Task >>
Take each line of the records below that contains the string "content" and copy it.

(Beginning of Input for this task)

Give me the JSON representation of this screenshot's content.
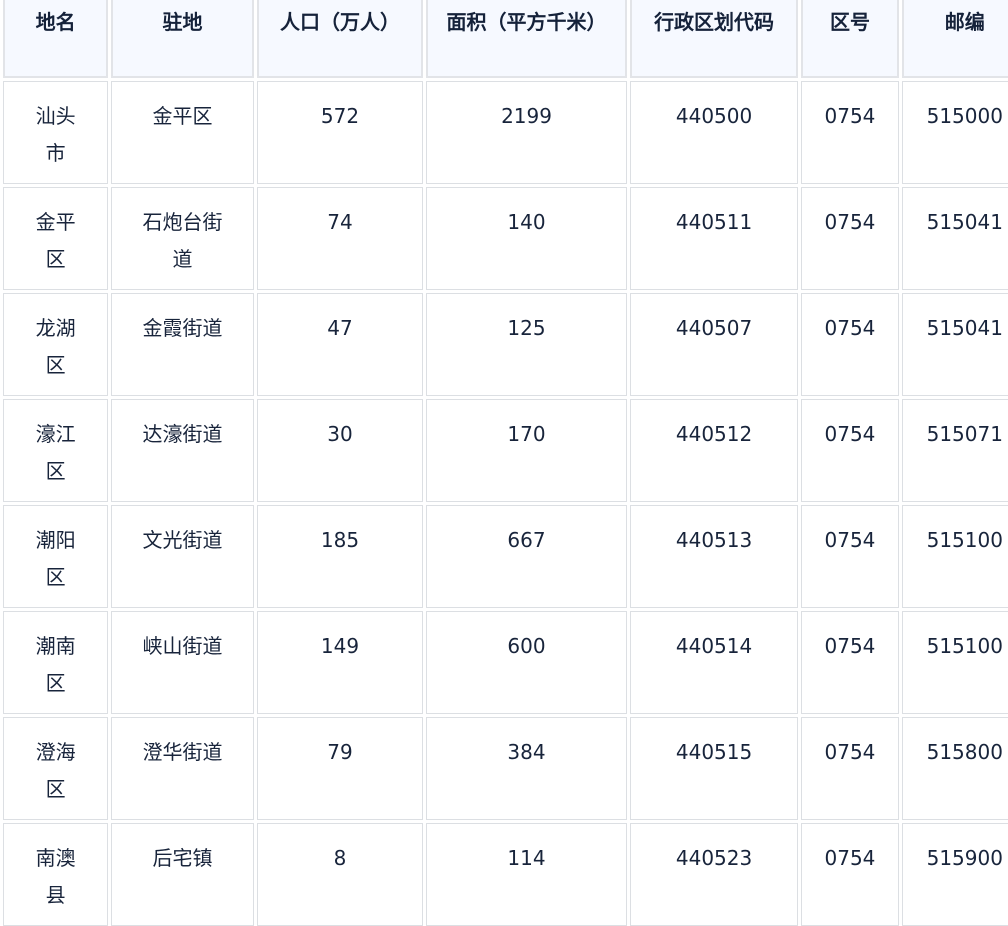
{
  "table": {
    "headers": [
      "地名",
      "驻地",
      "人口（万人）",
      "面积（平方千米）",
      "行政区划代码",
      "区号",
      "邮编"
    ],
    "rows": [
      [
        "汕头市",
        "金平区",
        "572",
        "2199",
        "440500",
        "0754",
        "515000"
      ],
      [
        "金平区",
        "石炮台街道",
        "74",
        "140",
        "440511",
        "0754",
        "515041"
      ],
      [
        "龙湖区",
        "金霞街道",
        "47",
        "125",
        "440507",
        "0754",
        "515041"
      ],
      [
        "濠江区",
        "达濠街道",
        "30",
        "170",
        "440512",
        "0754",
        "515071"
      ],
      [
        "潮阳区",
        "文光街道",
        "185",
        "667",
        "440513",
        "0754",
        "515100"
      ],
      [
        "潮南区",
        "峡山街道",
        "149",
        "600",
        "440514",
        "0754",
        "515100"
      ],
      [
        "澄海区",
        "澄华街道",
        "79",
        "384",
        "440515",
        "0754",
        "515800"
      ],
      [
        "南澳县",
        "后宅镇",
        "8",
        "114",
        "440523",
        "0754",
        "515900"
      ]
    ]
  }
}
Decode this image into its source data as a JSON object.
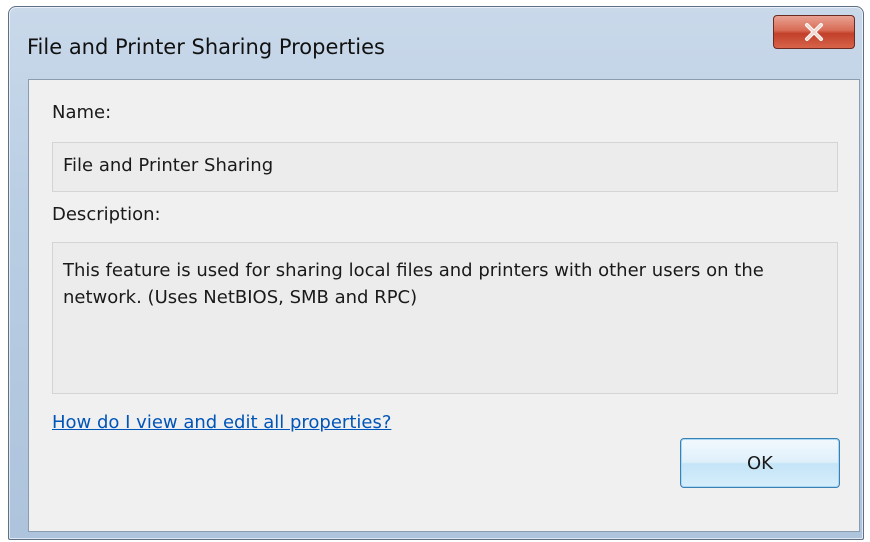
{
  "window": {
    "title": "File and Printer Sharing Properties",
    "close_icon": "close-x-icon",
    "accent_color": "#c2402a"
  },
  "form": {
    "name_label": "Name:",
    "name_value": "File and Printer Sharing",
    "description_label": "Description:",
    "description_value": "This feature is used for sharing local files and printers with other users on the network. (Uses NetBIOS, SMB and RPC)"
  },
  "help_link": "How do I view and edit all properties?",
  "buttons": {
    "ok": "OK"
  }
}
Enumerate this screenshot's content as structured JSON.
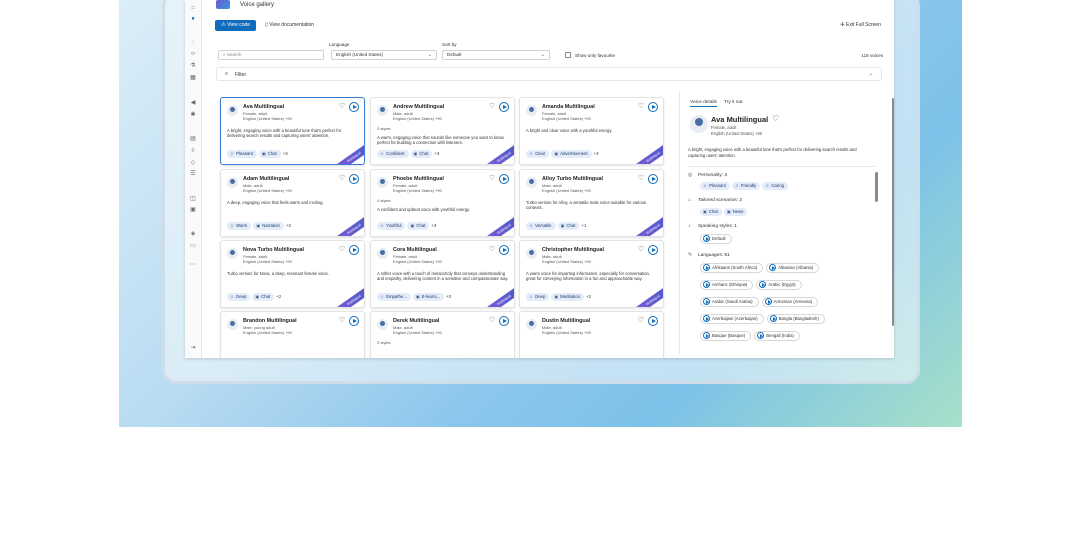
{
  "app": {
    "title": "Voice gallery"
  },
  "toolbar": {
    "view_code": "View code",
    "view_docs": "View documentation",
    "exit_full": "Exit Full Screen"
  },
  "filters": {
    "language_label": "Language",
    "language_value": "English (United States)",
    "sort_label": "Sort by",
    "sort_value": "Default",
    "search_placeholder": "Search",
    "favourites_label": "Show only favourite",
    "count": "118 voices",
    "filter_label": "Filter"
  },
  "cards": [
    {
      "name": "Ava Multilingual",
      "meta1": "Female, adult",
      "meta2": "English (United States) +90",
      "styles": "",
      "desc": "A bright, engaging voice with a beautiful tone that's perfect for delivering search results and capturing users' attention.",
      "tags": [
        "Pleasant",
        "Chat"
      ],
      "more": "+3",
      "ribbon": "Multilingual"
    },
    {
      "name": "Andrew Multilingual",
      "meta1": "Male, adult",
      "meta2": "English (United States) +90",
      "styles": "3 styles",
      "desc": "A warm, engaging voice that sounds like someone you want to know, perfect for building a connection with listeners.",
      "tags": [
        "Confident",
        "Chat"
      ],
      "more": "+3",
      "ribbon": "Multilingual"
    },
    {
      "name": "Amanda Multilingual",
      "meta1": "Female, adult",
      "meta2": "English (United States) +90",
      "styles": "",
      "desc": "A bright and clear voice with a youthful energy.",
      "tags": [
        "Clear",
        "Advertisement"
      ],
      "more": "+3",
      "ribbon": "Multilingual"
    },
    {
      "name": "Adam Multilingual",
      "meta1": "Male, adult",
      "meta2": "English (United States) +90",
      "styles": "",
      "desc": "A deep, engaging voice that feels warm and inviting.",
      "tags": [
        "Warm",
        "Narration"
      ],
      "more": "+3",
      "ribbon": "Multilingual"
    },
    {
      "name": "Phoebe Multilingual",
      "meta1": "Female, adult",
      "meta2": "English (United States) +90",
      "styles": "4 styles",
      "desc": "A confident and upbeat voice with youthful energy.",
      "tags": [
        "Youthful",
        "Chat"
      ],
      "more": "+3",
      "ribbon": "Multilingual"
    },
    {
      "name": "Alloy Turbo Multilingual",
      "meta1": "Male, adult",
      "meta2": "English (United States) +90",
      "styles": "",
      "desc": "Turbo version for Alloy, a versatile male voice suitable for various contexts.",
      "tags": [
        "Versatile",
        "Chat"
      ],
      "more": "+1",
      "ribbon": "Multilingual"
    },
    {
      "name": "Nova Turbo Multilingual",
      "meta1": "Female, adult",
      "meta2": "English (United States) +90",
      "styles": "",
      "desc": "Turbo version for Nova, a deep, resonant female voice.",
      "tags": [
        "Deep",
        "Chat"
      ],
      "more": "+2",
      "ribbon": "Multilingual"
    },
    {
      "name": "Cora Multilingual",
      "meta1": "Female, adult",
      "meta2": "English (United States) +90",
      "styles": "",
      "desc": "A softer voice with a touch of melancholy that conveys understanding and empathy, delivering content in a sensitive and compassionate way.",
      "tags": [
        "Empathe...",
        "E-learni..."
      ],
      "more": "+3",
      "ribbon": "Multilingual"
    },
    {
      "name": "Christopher Multilingual",
      "meta1": "Male, adult",
      "meta2": "English (United States) +90",
      "styles": "",
      "desc": "A warm voice for imparting information, especially for conversation, great for conveying information in a fun and approachable way.",
      "tags": [
        "Deep",
        "Meditation"
      ],
      "more": "+2",
      "ribbon": "Multilingual"
    },
    {
      "name": "Brandon Multilingual",
      "meta1": "Male, young adult",
      "meta2": "English (United States) +90",
      "styles": "",
      "desc": "",
      "tags": [],
      "more": "",
      "ribbon": ""
    },
    {
      "name": "Derek Multilingual",
      "meta1": "Male, adult",
      "meta2": "English (United States) +90",
      "styles": "3 styles",
      "desc": "",
      "tags": [],
      "more": "",
      "ribbon": ""
    },
    {
      "name": "Dustin Multilingual",
      "meta1": "Male, adult",
      "meta2": "English (United States) +90",
      "styles": "",
      "desc": "",
      "tags": [],
      "more": "",
      "ribbon": ""
    }
  ],
  "detail": {
    "tab_details": "Voice details",
    "tab_try": "Try it out",
    "name": "Ava Multilingual",
    "meta1": "Female, adult",
    "meta2": "English (United States) +90",
    "desc": "A bright, engaging voice with a beautiful tone that's perfect for delivering search results and capturing users' attention.",
    "personality_title": "Personality: 3",
    "personality": [
      "Pleasant",
      "Friendly",
      "Caring"
    ],
    "scenarios_title": "Tailored scenarios: 2",
    "scenarios": [
      "Chat",
      "News"
    ],
    "styles_title": "Speaking styles: 1",
    "styles": [
      "Default"
    ],
    "languages_title": "Languages: 91",
    "languages": [
      [
        "Afrikaans (South Africa)",
        "Albanian (Albania)"
      ],
      [
        "Amharic (Ethiopia)",
        "Arabic (Egypt)"
      ],
      [
        "Arabic (Saudi Arabia)",
        "Armenian (Armenia)"
      ],
      [
        "Azerbaijani (Azerbaijan)",
        "Bangla (Bangladesh)"
      ],
      [
        "Basque (Basque)",
        "Bengali (India)"
      ]
    ]
  },
  "colors": {
    "accent": "#0f6cbd",
    "tag_bg": "#e3ecf8",
    "ribbon": "#6b5bd6"
  }
}
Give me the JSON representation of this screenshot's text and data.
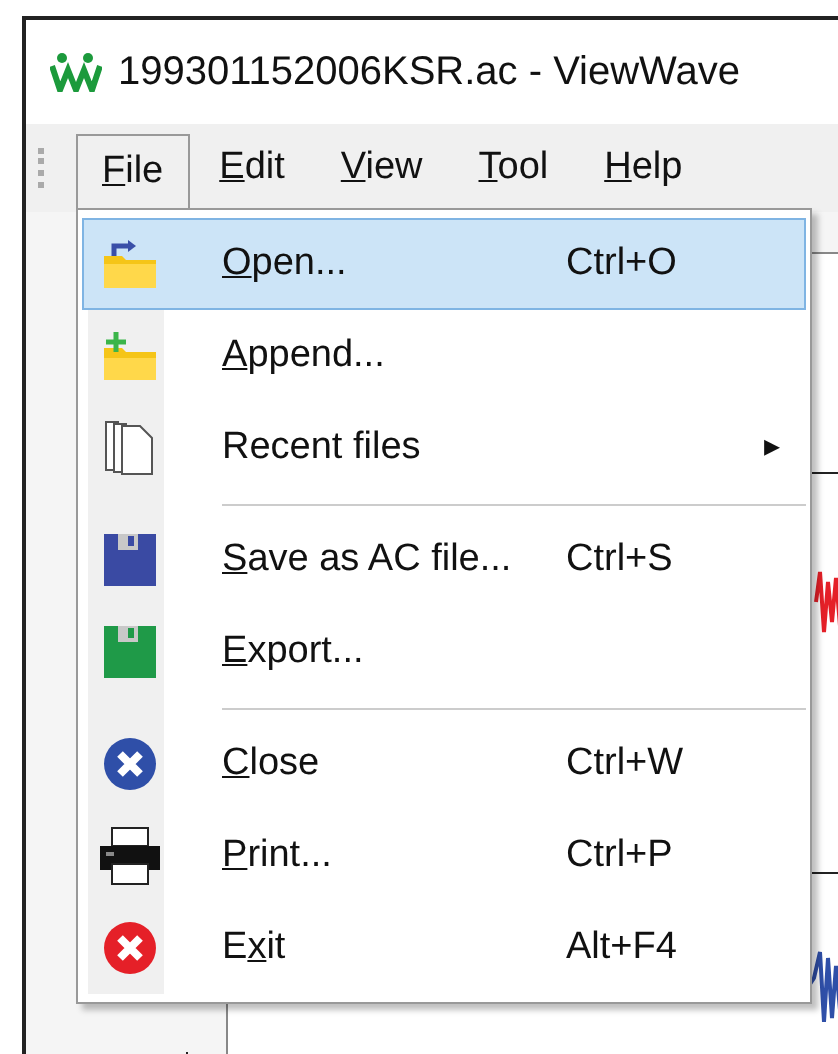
{
  "window": {
    "title": "199301152006KSR.ac - ViewWave"
  },
  "menu_bar": [
    {
      "key": "F",
      "after": "ile",
      "selected": true
    },
    {
      "key": "E",
      "after": "dit",
      "selected": false
    },
    {
      "key": "V",
      "after": "iew",
      "selected": false
    },
    {
      "key": "T",
      "after": "ool",
      "selected": false
    },
    {
      "key": "H",
      "after": "elp",
      "selected": false
    }
  ],
  "file_menu": [
    {
      "kind": "item",
      "key": "O",
      "after": "pen...",
      "shortcut": "Ctrl+O",
      "selected": true
    },
    {
      "kind": "item",
      "key": "A",
      "after": "ppend...",
      "selected": false
    },
    {
      "kind": "submenu",
      "before": "Recent files",
      "arrow": "▸",
      "selected": false
    },
    {
      "kind": "separator"
    },
    {
      "kind": "item",
      "key": "S",
      "after": "ave as AC file...",
      "shortcut": "Ctrl+S",
      "selected": false
    },
    {
      "kind": "item",
      "key": "E",
      "after": "xport...",
      "selected": false
    },
    {
      "kind": "separator"
    },
    {
      "kind": "item",
      "key": "C",
      "after": "lose",
      "shortcut": "Ctrl+W",
      "selected": false
    },
    {
      "kind": "item",
      "key": "P",
      "after": "rint...",
      "shortcut": "Ctrl+P",
      "selected": false
    },
    {
      "kind": "item",
      "before": "E",
      "key": "x",
      "after": "it",
      "shortcut": "Alt+F4",
      "selected": false
    }
  ]
}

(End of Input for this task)

Answer below >>
Give me the JSON representation of this screenshot's content.
Enumerate this screenshot's content as structured JSON.
      "desc": "A softer voice with a touch of melancholy that conveys understanding and empathy, delivering content in a sensitive and compassionate way.",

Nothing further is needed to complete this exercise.